But put aside the stock market and take a look at General Motors (GM - Get Report). What was originally thought to be a routine recall of vehicles with faulty ignition switches has turned into headline-making news. GM apparently knew about this problem as far back as 10 years and failed to take action. So, year to date, shares are down 14% while the S&P 500 is up approximately 2.2%.
GM shares are trading at $35, yielding 3.5% and with a forward earnings multiple of 7x. Next year, GM will probably generate anywhere from $5 billion to $7 billion in free cash against an enterprise value today of $62 billion. The company is no longer affectionately known as "Government Motors," as the U.S. Treasury has exited its entire position in the stock.
Consider that GM today has less than $8 billion in net debt while Ford Motor (F - Get Report) has about $90 billion in net debt. GM is valued at around 5x earnings before income, taxes, depreciation and amortization on enterprise value while Ford's applicable number is 12x.
At current levels, GM is perhaps one of the most undervalued large-cap stocks in the market today. I calculate the intrinsic value of the stock to be between $50 and $60 a share, meaning minimum upside of 50% from today's levels.
Just so you can appreciate how much emotion comes into play in the stock market, compare Tesla Motors (TSLA - Get Report) with General Motors. Tesla, which generates $2 billion in revenues and lost $74 million in 2013, commands a market value of $29 billion. In 2013, GM earned $3.7 billion in profit from $155 billion in revenue, and is valued at $56 billion.
I would argue that Tesla is perhaps more overvalued than GM is undervalued. But the evidence is clear yet again: The market pays a lofty premium for optimism and over-discounts pessimism. GM shares, in my view, are over-discounted and, in the coming months and years, the return on investment is likely to be above average.

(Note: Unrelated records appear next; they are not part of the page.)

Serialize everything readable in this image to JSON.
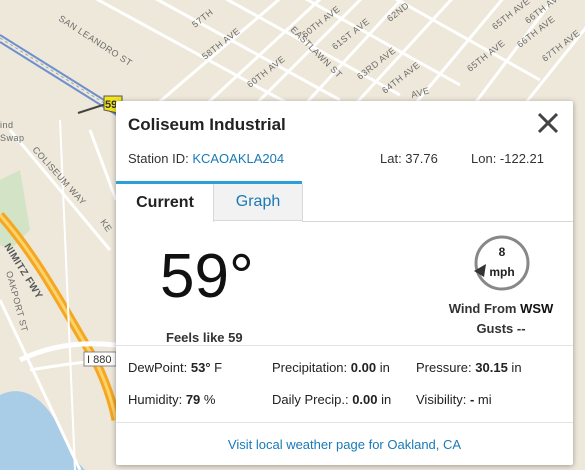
{
  "map": {
    "streets": [
      "57TH",
      "SAN LEANDRO ST",
      "58TH AVE",
      "60TH AVE",
      "60TH AVE",
      "EASTLAWN ST",
      "61ST AVE",
      "62ND",
      "65TH AVE",
      "66TH AVE",
      "65TH AVE",
      "66TH AVE",
      "67TH AVE",
      "63RD AVE",
      "64TH AVE",
      "AVE",
      "COLISEUM WAY",
      "NIMITZ FWY",
      "OAKPORT ST",
      "KE"
    ],
    "highway": "I 880",
    "marker_value": "59",
    "area_label_1": "ind",
    "area_label_2": "Swap"
  },
  "popup": {
    "title": "Coliseum Industrial",
    "station_label": "Station ID:",
    "station_id": "KCAOAKLA204",
    "lat": "Lat: 37.76",
    "lon": "Lon: -122.21",
    "tabs": [
      "Current",
      "Graph"
    ],
    "temperature": "59°",
    "feels_like": "Feels like 59",
    "wind": {
      "speed": "8",
      "unit": "mph",
      "from_label": "Wind From",
      "direction": "WSW",
      "gusts": "Gusts --"
    },
    "obs": {
      "dewpoint_label": "DewPoint:",
      "dewpoint_value": "53°",
      "dewpoint_unit": " F",
      "precip_label": "Precipitation:",
      "precip_value": "0.00",
      "precip_unit": " in",
      "pressure_label": "Pressure:",
      "pressure_value": "30.15",
      "pressure_unit": " in",
      "humidity_label": "Humidity:",
      "humidity_value": "79",
      "humidity_unit": " %",
      "daily_label": "Daily Precip.:",
      "daily_value": "0.00",
      "daily_unit": " in",
      "visibility_label": "Visibility:",
      "visibility_value": "-",
      "visibility_unit": " mi"
    },
    "visit_link": "Visit local weather page for Oakland, CA"
  },
  "colors": {
    "link": "#1a7ab5",
    "tab_accent": "#2a9fd8",
    "freeway": "#f5a623",
    "marker": "#f4e41c"
  }
}
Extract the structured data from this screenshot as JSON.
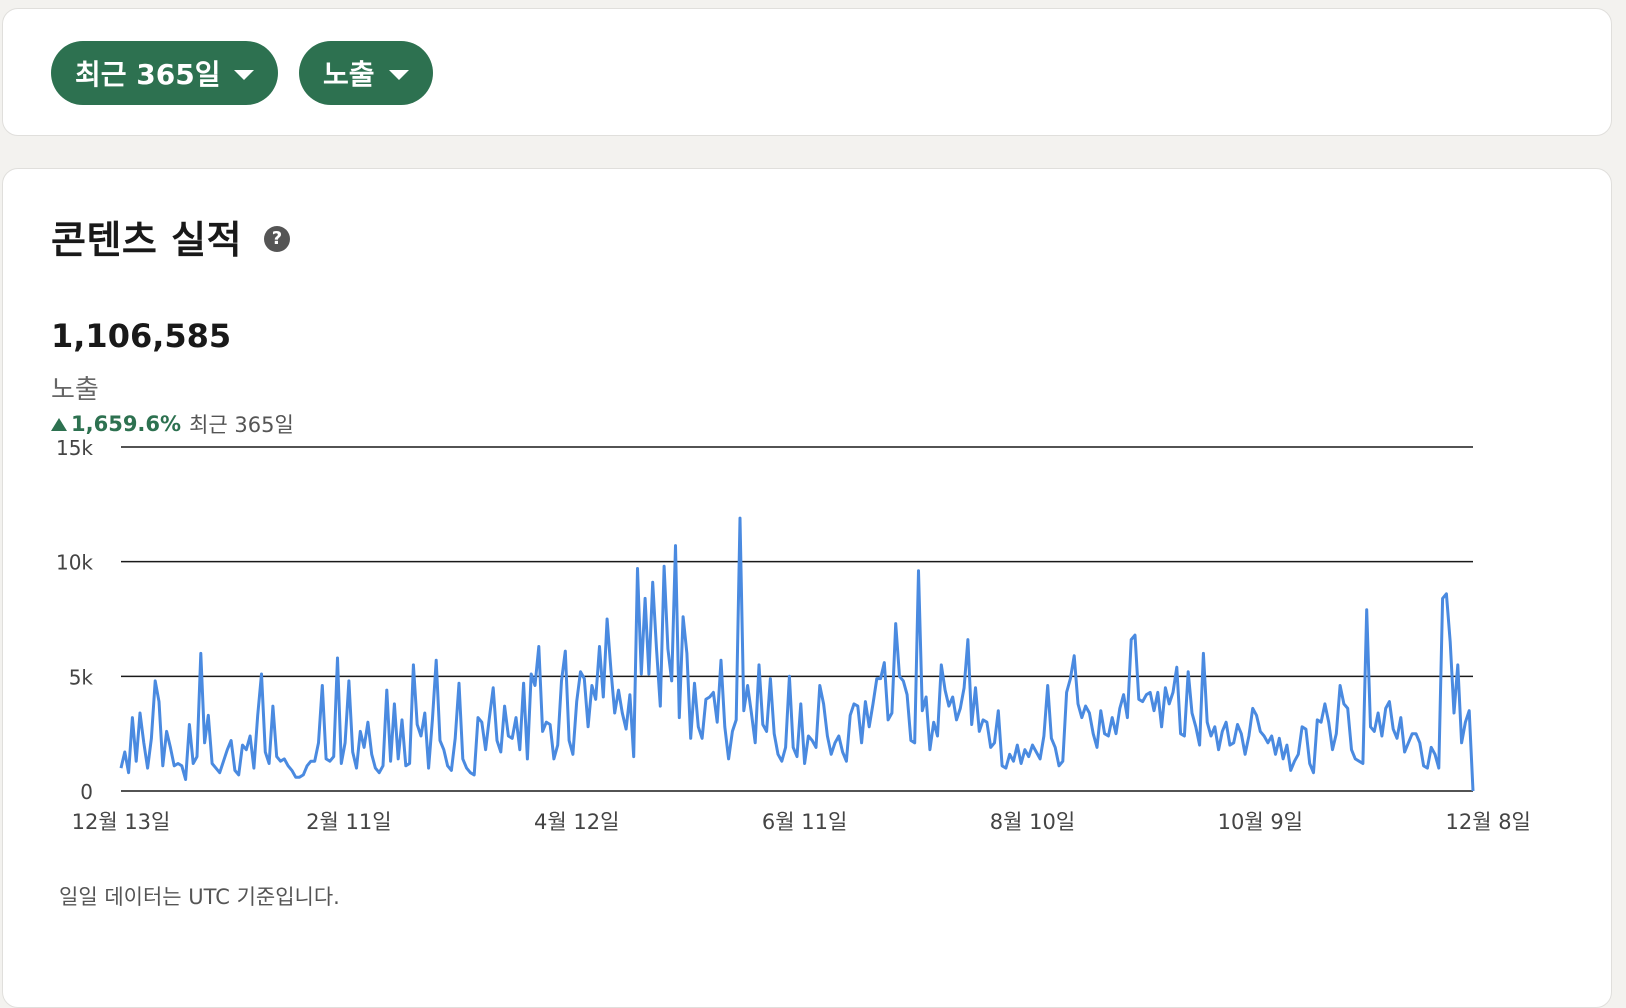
{
  "filters": {
    "range_label": "최근 365일",
    "metric_label": "노출"
  },
  "performance": {
    "title": "콘텐츠 실적",
    "help_icon": "question-circle-icon",
    "total_value": "1,106,585",
    "metric": "노출",
    "change_percent": "1,659.6%",
    "change_period": "최근 365일",
    "footnote": "일일 데이터는 UTC 기준입니다."
  },
  "colors": {
    "accent": "#2d7150",
    "line": "#4a8ae0",
    "grid": "#1a1a1a"
  },
  "chart_data": {
    "type": "line",
    "y_ticks": [
      "0",
      "5k",
      "10k",
      "15k"
    ],
    "ylim": [
      0,
      15000
    ],
    "x_tick_labels": [
      "12월 13일",
      "2월 11일",
      "4월 12일",
      "6월 11일",
      "8월 10일",
      "10월 9일",
      "12월 8일"
    ],
    "x_tick_days": [
      0,
      60,
      120,
      180,
      240,
      300,
      360
    ],
    "series": [
      {
        "values": [
          1000,
          1700,
          800,
          3200,
          1300,
          3400,
          2100,
          1000,
          2300,
          4800,
          3900,
          1100,
          2600,
          1900,
          1100,
          1200,
          1100,
          500,
          2900,
          1200,
          1500,
          6000,
          2100,
          3300,
          1200,
          1000,
          800,
          1300,
          1800,
          2200,
          900,
          700,
          2000,
          1800,
          2400,
          1000,
          3300,
          5100,
          1700,
          1200,
          3700,
          1500,
          1300,
          1400,
          1100,
          900,
          600,
          600,
          700,
          1100,
          1300,
          1300,
          2100,
          4600,
          1400,
          1300,
          1500,
          5800,
          1200,
          2100,
          4800,
          1700,
          1000,
          2600,
          1900,
          3000,
          1600,
          1000,
          800,
          1100,
          4400,
          1300,
          3800,
          1400,
          3100,
          1100,
          1200,
          5500,
          2900,
          2400,
          3400,
          1000,
          3100,
          5700,
          2200,
          1800,
          1100,
          900,
          2300,
          4700,
          1400,
          1000,
          800,
          700,
          3200,
          3000,
          1800,
          3200,
          4500,
          2200,
          1700,
          3700,
          2400,
          2300,
          3200,
          1800,
          4700,
          1400,
          5100,
          4600,
          6300,
          2600,
          3000,
          2900,
          1400,
          2000,
          4800,
          6100,
          2200,
          1600,
          3900,
          5200,
          4900,
          2800,
          4600,
          4000,
          6300,
          4100,
          7500,
          5300,
          3400,
          4400,
          3400,
          2700,
          4200,
          1500,
          9700,
          5100,
          8400,
          5100,
          9100,
          6200,
          3700,
          9800,
          6200,
          4800,
          10700,
          3200,
          7600,
          6000,
          2300,
          4700,
          2800,
          2300,
          4000,
          4100,
          4300,
          3000,
          5700,
          2800,
          1400,
          2600,
          3100,
          11900,
          3500,
          4600,
          3400,
          2100,
          5500,
          2900,
          2600,
          4900,
          2500,
          1600,
          1300,
          1900,
          5000,
          1900,
          1500,
          3800,
          1200,
          2400,
          2200,
          1900,
          4600,
          3800,
          2400,
          1600,
          2100,
          2400,
          1700,
          1300,
          3300,
          3800,
          3700,
          2100,
          3900,
          2800,
          3800,
          4900,
          4900,
          5600,
          3100,
          3400,
          7300,
          5000,
          4800,
          4200,
          2200,
          2100,
          9600,
          3500,
          4100,
          1800,
          3000,
          2400,
          5500,
          4400,
          3700,
          4100,
          3100,
          3600,
          4500,
          6600,
          2900,
          4500,
          2600,
          3100,
          3000,
          1900,
          2100,
          3500,
          1100,
          1000,
          1600,
          1300,
          2000,
          1200,
          1800,
          1500,
          2000,
          1700,
          1400,
          2400,
          4600,
          2300,
          1900,
          1100,
          1300,
          4300,
          4900,
          5900,
          3800,
          3200,
          3700,
          3400,
          2500,
          1900,
          3500,
          2500,
          2400,
          3200,
          2500,
          3600,
          4200,
          3200,
          6600,
          6800,
          4000,
          3900,
          4200,
          4300,
          3500,
          4300,
          2800,
          4500,
          3800,
          4300,
          5400,
          2500,
          2400,
          5200,
          3400,
          2800,
          2000,
          6000,
          3000,
          2400,
          2800,
          1800,
          2600,
          3000,
          2000,
          2100,
          2900,
          2500,
          1600,
          2400,
          3600,
          3300,
          2600,
          2400,
          2100,
          2400,
          1600,
          2300,
          1400,
          2000,
          900,
          1300,
          1600,
          2800,
          2700,
          1200,
          800,
          3100,
          3000,
          3800,
          3000,
          1800,
          2500,
          4600,
          3800,
          3600,
          1800,
          1400,
          1300,
          1200,
          7900,
          2800,
          2600,
          3400,
          2400,
          3600,
          3900,
          2700,
          2300,
          3200,
          1700,
          2100,
          2500,
          2500,
          2100,
          1100,
          1000,
          1900,
          1600,
          1000,
          8400,
          8600,
          6500,
          3400,
          5500,
          2100,
          3000,
          3500,
          0
        ]
      }
    ]
  }
}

Editor's Note: This article was originally published at 12:30 p.m. EDT on Real Money on March 19.